The application uses a client-side redirect for redirecting the user to the familiar application permission dialog box. This indirect leak could happen if the application uses a legacy Facebook API and has the following deprecated parameters, "return_session=1" and "session_version=3", as part of their redirect code, as seen in Figure 4.

Figure 4

If these parameters are used, Facebook subsequently returns the access token by sending an HTTP request containing the access tokens in the URL to the application host.

 The Facebook application is now in a position to inadvertently leak the access tokens to third parties potentially on purpose and unfortunately very commonly by accident. In particular, this URL, including the access token, is passed to third-party advertisers as part of the referrer field of the HTTP requests.

For example, if this application’s first page was requesting resources from an external URL using an iframe tag from an advertiser, then the access token will get leaked in the referrer field. This is illustrated in Figure 5.
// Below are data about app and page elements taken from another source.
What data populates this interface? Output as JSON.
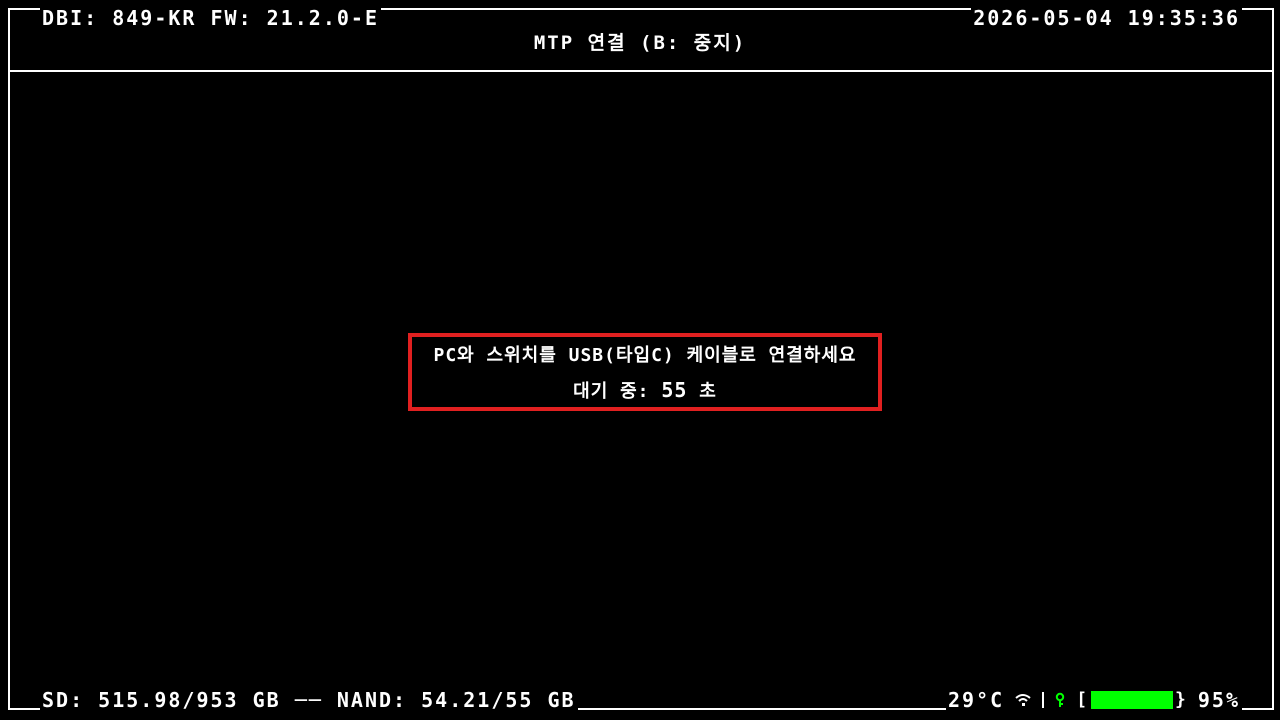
{
  "header": {
    "dbi_text": "DBI: 849-KR",
    "fw_text": "FW: 21.2.0-E",
    "datetime": "2026-05-04 19:35:36",
    "title": "MTP 연결 (B: 중지)"
  },
  "message": {
    "instruction": "PC와 스위치를 USB(타입C) 케이블로 연결하세요",
    "countdown_label": "대기 중:",
    "countdown_value": "55",
    "countdown_unit": "초"
  },
  "footer": {
    "sd_text": "SD: 515.98/953 GB",
    "nand_text": "NAND: 54.21/55 GB",
    "temperature": "29°C",
    "battery_percent": "95%",
    "battery_level": 0.95
  },
  "icons": {
    "wifi": "wifi-icon",
    "charging": "charging-icon",
    "battery": "battery-icon"
  },
  "colors": {
    "background": "#000000",
    "foreground": "#ffffff",
    "message_border": "#e02020",
    "battery_fill": "#00ff00",
    "charging": "#00ff00"
  }
}
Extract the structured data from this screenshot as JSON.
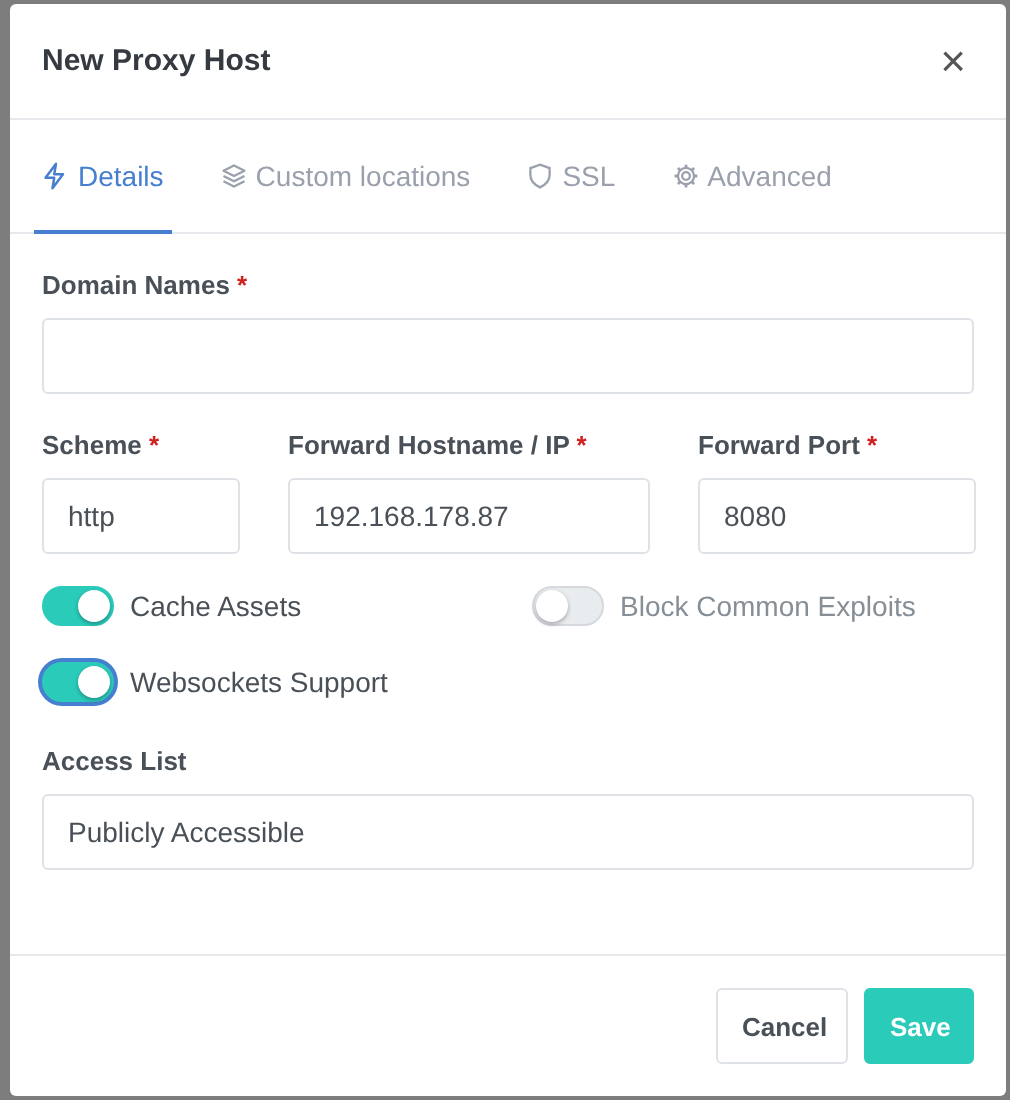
{
  "dialog": {
    "title": "New Proxy Host",
    "close": "×"
  },
  "tabs": [
    {
      "label": "Details",
      "kind": "bolt",
      "selected": true
    },
    {
      "label": "Custom locations",
      "kind": "layers",
      "selected": false
    },
    {
      "label": "SSL",
      "kind": "shield",
      "selected": false
    },
    {
      "label": "Advanced",
      "kind": "gear",
      "selected": false
    }
  ],
  "domain": {
    "label": "Domain Names",
    "mark": "*"
  },
  "forward_fields": [
    {
      "label": "Scheme",
      "mark": "*",
      "value": "http"
    },
    {
      "label": "Forward Hostname / IP",
      "mark": "*",
      "value": "192.168.178.87"
    },
    {
      "label": "Forward Port",
      "mark": "*",
      "value": "8080"
    }
  ],
  "toggles": [
    {
      "label": "Cache Assets",
      "on": true,
      "focused": false
    },
    {
      "label": "Block Common Exploits",
      "on": false,
      "focused": false
    },
    {
      "label": "Websockets Support",
      "on": true,
      "focused": true
    }
  ],
  "access_list": {
    "label": "Access List",
    "value": "Publicly Accessible"
  },
  "buttons": [
    {
      "label": "Cancel",
      "kind": "secondary"
    },
    {
      "label": "Save",
      "kind": "primary"
    }
  ]
}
Figure 5

Conclusion

Needless to say, the repercussions of this access token leakage are seen far and wide. Facebook was notified of this issue and has confirmed this leakage. Facebook notified us of changes on their end to prevent these tokens from getting leaked.

There is no good way to estimate how many access tokens have already been leaked since the release Facebook applications back in 2007. We fear a lot of these tokens might still be available in log files of third-party servers or still being actively used by advertisers. Concerned Facebook users can change their Facebook passwords to invalidate leaked access tokens. Changing the password invalidates these tokens and is equivalent to “changing the lock” on your Facebook profile.

Nishant Doshi and Candid Wueest from Symantec are credited with the discovery of this issue.

Facebook has recently announced an update to their Developer RoadMap. The details of this update can be found here: https://developers.facebook.com/blog/post/497.

Update May 17th, 2011: For the last several weeks, we've been in touch with Facebook over the risk that certain applications that integrate with Facebook's Platform could have permitted third parties to access information Facebook users had shared with those applications. We would like to reiterate that once the issue was reported to them, Facebook took corrective action to eliminate this risk. To our knowledge, no Facebook users were impacted by this issue. Facebook also just posted the following article for its developers, guiding them towards secure coding standards.